"Up until that time, EMI were allowed to visit the studio and listen to the album before it came out. And when they listened to Piece Of Mind, they said, ' You can' t have this drum intro at the beginning of the album.' There was a massive row between Iron Maiden and EMI, and it was absolutely diabolical. From then on, EMI were banned from visiting the studio while Iron Maiden was recording. The agreement was, we give you the album, with the artwork we want; you put it out, you have nothing to say about it. Otherwise we walk, and that was it. With The Number Of The Beast, they had battles over the artwork and nearly walked, so they had to really give EMI an ultimatum. And it was exactly the same with Piece Of Mind, but with the drums." (Blaze Bayley for Martin Popoff – Iron Maiden: Album by Album – 2018)

According to an interview Steve gave to a magazine in 1981, one of his heroes is Clint Eastwood (one of the protagonists of the Where Eagles Dare movie, which is also, one of his favourite movies).

'Where Eagles Dare' has been covered by bands such as Deliverance, Dream Theater, Fozzy, Mystic Force, Night Conquers Day, Spitfire, Týr & The Quill.
Iconic drum intro. Nicko shines through the whole song - immense drumming. Great riff, verses and chorus. The instrumental part is good, but the solo from Dave is not so good. The song works quite well as a opener. 8/10
Nicko is here and he’s instantly showing off. That terrific drum intro launches a really killer track with a lot of bite and a lot of firepower. Bruce is sounding more polished here than on TNOTB, which is great. This is truly the first definitive classic of the traditional Iron Maiden sound, with all five members finally here and working together on some great songs. Love that instrumental section, Dave and Adrian are truly amazing players. It’s such a strong song, tremendous stuff. 9/10
This song is better live. While watching some live performances of it, I found this version from 1983 in which Dave plays an extended solo and I have to say I like it better than his studio solo. Those ''wild'' Dave solos are always cool. Also, the machine gun sound effect is missing, which is another improvement imo.

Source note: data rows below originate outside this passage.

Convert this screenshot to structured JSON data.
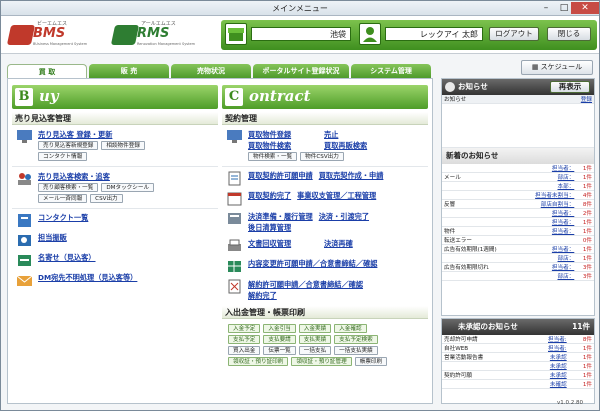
{
  "window": {
    "title": "メインメニュー",
    "min": "–",
    "max": "□",
    "close": "✕"
  },
  "logos": [
    {
      "name": "BMS",
      "kana": "ビーエムエス",
      "sub": "BUsiness Management System",
      "color": "#c0392b"
    },
    {
      "name": "RMS",
      "kana": "アールエムエス",
      "sub": "Renovation Management System",
      "color": "#2e7d32"
    }
  ],
  "header": {
    "store": "池袋",
    "user": "レックアイ 太郎",
    "login_label": "ログアウト",
    "close_label": "閉じる"
  },
  "tabs": [
    "買 取",
    "販 売",
    "売物状況",
    "ポータルサイト登録状況",
    "システム管理"
  ],
  "schedule_label": "スケジュール",
  "buy": {
    "banner_letter": "B",
    "banner_text": "uy",
    "section": "売り見込客管理",
    "g1": {
      "main": [
        "売り見込客 登録・更新"
      ],
      "subs": [
        "売り見込客新規登録",
        "相談物件登録",
        "コンタクト情報"
      ]
    },
    "g2": {
      "main": [
        "売り見込客検索・追客"
      ],
      "subs": [
        "売り顧客検索・一覧",
        "DMタックシール",
        "メール一斉同報",
        "CSV出力"
      ]
    },
    "links": [
      "コンタクト一覧",
      "担当振販",
      "名寄せ（見込客）",
      "DM宛先不明処理（見込客等）"
    ]
  },
  "contract": {
    "banner_letter": "C",
    "banner_text": "ontract",
    "section": "契約管理",
    "g1": {
      "main": [
        "買取物件登録",
        "売止",
        "買取物件検索",
        "買取再販検索"
      ],
      "subs": [
        "物件検索・一覧",
        "物件CSV出力"
      ]
    },
    "rows": [
      [
        "買取契約許可願申請",
        "買取売契作成・申請"
      ],
      [
        "買取契約完了",
        "事業収支管理／工程管理"
      ],
      [
        "決済準備・履行管理",
        "決済・引渡完了",
        "後日清算管理"
      ],
      [
        "文書回収管理",
        "決済再確"
      ],
      [
        "内容変更許可願申請／合意書締結／確認"
      ],
      [
        "解約許可願申請／合意書締結／確認",
        "解約完了"
      ]
    ],
    "section2": "入出金管理・帳票印刷",
    "pay_buttons": [
      "入金予定",
      "入金引当",
      "入金実績",
      "入金確認",
      "支払予定",
      "支払要請",
      "支払実績",
      "支払予定検索",
      "買入出金",
      "伝票一覧",
      "一括支払",
      "一括支払実績",
      "領収証・預り証印刷",
      "領収証・預り証管理",
      "帳票印刷"
    ]
  },
  "notice": {
    "title": "お知らせ",
    "redisplay": "再表示",
    "col": "お知らせ",
    "link": "登録",
    "new_title": "新着のお知らせ",
    "rows": [
      {
        "cat": "",
        "label": "担当者：",
        "count": "1件"
      },
      {
        "cat": "メール",
        "label": "部店：",
        "count": "1件"
      },
      {
        "cat": "",
        "label": "本部：",
        "count": "1件"
      },
      {
        "cat": "",
        "label": "担当者未割当：",
        "count": "4件"
      },
      {
        "cat": "反響",
        "label": "部店自割当：",
        "count": "8件"
      },
      {
        "cat": "",
        "label": "担当者：",
        "count": "2件"
      },
      {
        "cat": "",
        "label": "担当者：",
        "count": "1件"
      },
      {
        "cat": "物件",
        "label": "担当者：",
        "count": "1件"
      },
      {
        "cat": "転送エラー",
        "label": "",
        "count": "0件"
      },
      {
        "cat": "広告有効期限(1週間)",
        "label": "担当者：",
        "count": "1件"
      },
      {
        "cat": "",
        "label": "部店：",
        "count": "1件"
      },
      {
        "cat": "広告有効期限切れ",
        "label": "担当者：",
        "count": "3件"
      },
      {
        "cat": "",
        "label": "部店：",
        "count": "3件"
      }
    ]
  },
  "pending": {
    "title": "未承認のお知らせ",
    "count_badge": "11件",
    "rows": [
      {
        "cat": "売却許可申請",
        "label": "担当者:",
        "count": "8件"
      },
      {
        "cat": "自社WEB",
        "label": "担当者:",
        "count": "1件"
      },
      {
        "cat": "営業活動報告書",
        "label": "未承認",
        "count": "1件"
      },
      {
        "cat": "",
        "label": "未承認",
        "count": "1件"
      },
      {
        "cat": "契約許可願",
        "label": "未承認",
        "count": "1件"
      },
      {
        "cat": "",
        "label": "未確認",
        "count": "1件"
      }
    ]
  },
  "version": "v1.0.2.80"
}
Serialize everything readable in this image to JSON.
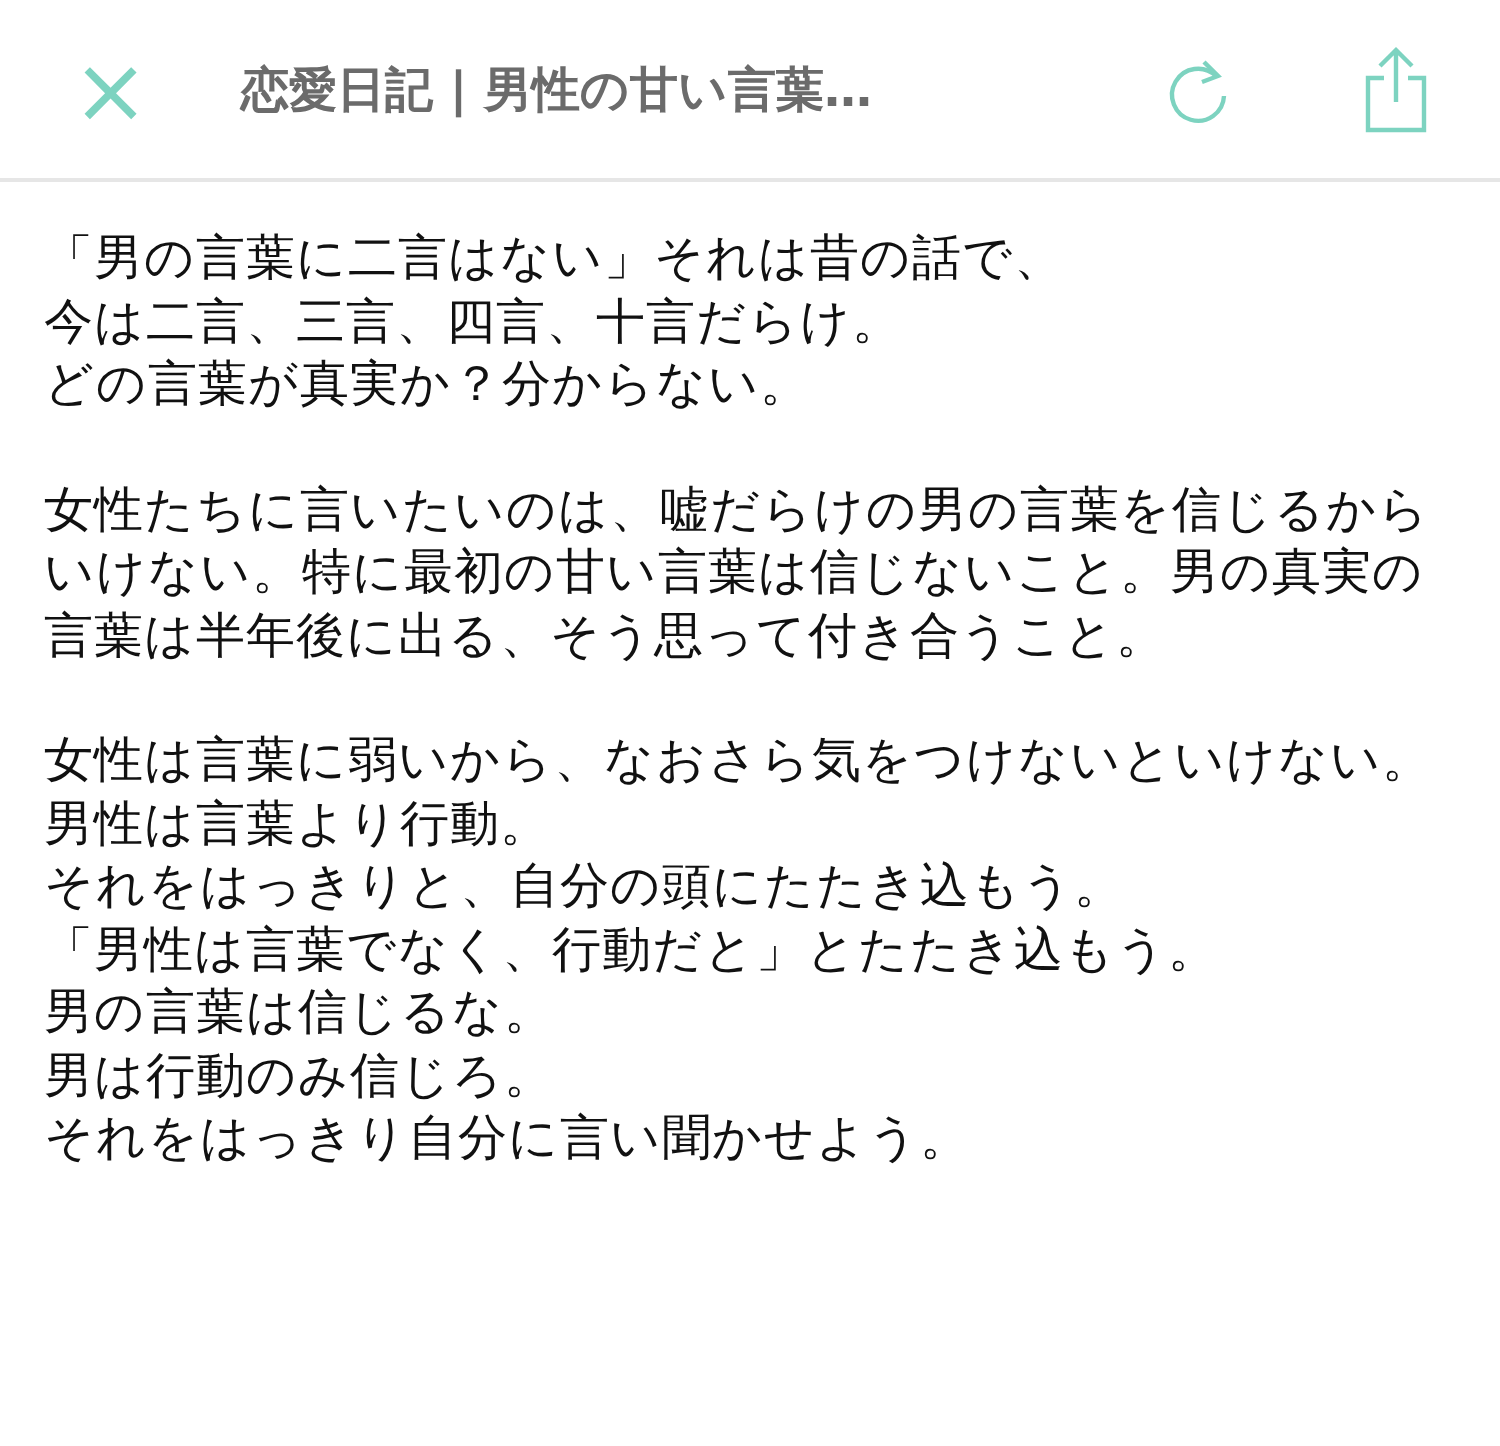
{
  "header": {
    "close": "×",
    "title": "恋愛日記 | 男性の甘い言葉…"
  },
  "paragraphs": [
    [
      "「男の言葉に二言はない」それは昔の話で、",
      "今は二言、三言、四言、十言だらけ。",
      "どの言葉が真実か？分からない。"
    ],
    [
      "女性たちに言いたいのは、嘘だらけの男の言葉を信じるから",
      "いけない。特に最初の甘い言葉は信じないこと。男の真実の",
      "言葉は半年後に出る、そう思って付き合うこと。"
    ],
    [
      "女性は言葉に弱いから、なおさら気をつけないといけない。",
      "男性は言葉より行動。",
      "それをはっきりと、自分の頭にたたき込もう。",
      "「男性は言葉でなく、行動だと」とたたき込もう。",
      "男の言葉は信じるな。",
      "男は行動のみ信じろ。",
      "それをはっきり自分に言い聞かせよう。"
    ]
  ]
}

I can't think of another song for which one of the guitarists played an extended version of their studio solo.

Nicko introduces himself with the iconic drum intro, immediately delivering some very demanding drum parts showing that Iron Maiden have entered a higher level. This album features some of Bruce's finest moments and is probably my favorite of his 80's performances, despite liking other albums more.

This song has potential, but I never really got into it. I despise it when songs keep using sound effects like sirens, helicopter noises or gun shots in a song, so the sounds during the solos is strike number one. Strike two would be the never ending repetitions of the riffs during the middle section. I'm sorry; the riffs are nice, but they aren't interesting enough to warant so much repetition. You could cut half of the repetitions, as in go into the harmonies after one instead of two playthroughs, and the song would benefit from it. Not a fan of the verses either, I only really like the last half of each. Basically, what could be seen as a "chorus". WED also suffers from something that we'll see a ton in the rest of Maiden's career: Songs that sound amazing on the record, but are next to impossible to actually perform in a live setting. I adore Bruce and he's my favorite vocalist, but the vocals on WED (along with some other songs that I'll mention when I get to them) have never sounded pleasant in a live setting. All in all a weak start to this album, a 4.
I was surfing the web and I found this Instructional video of Tommy Aldridge playing the fantastic Over the Mountain and I was asking myself if Nicko took inspiration in Lee Kerslake drum intro. What do you think?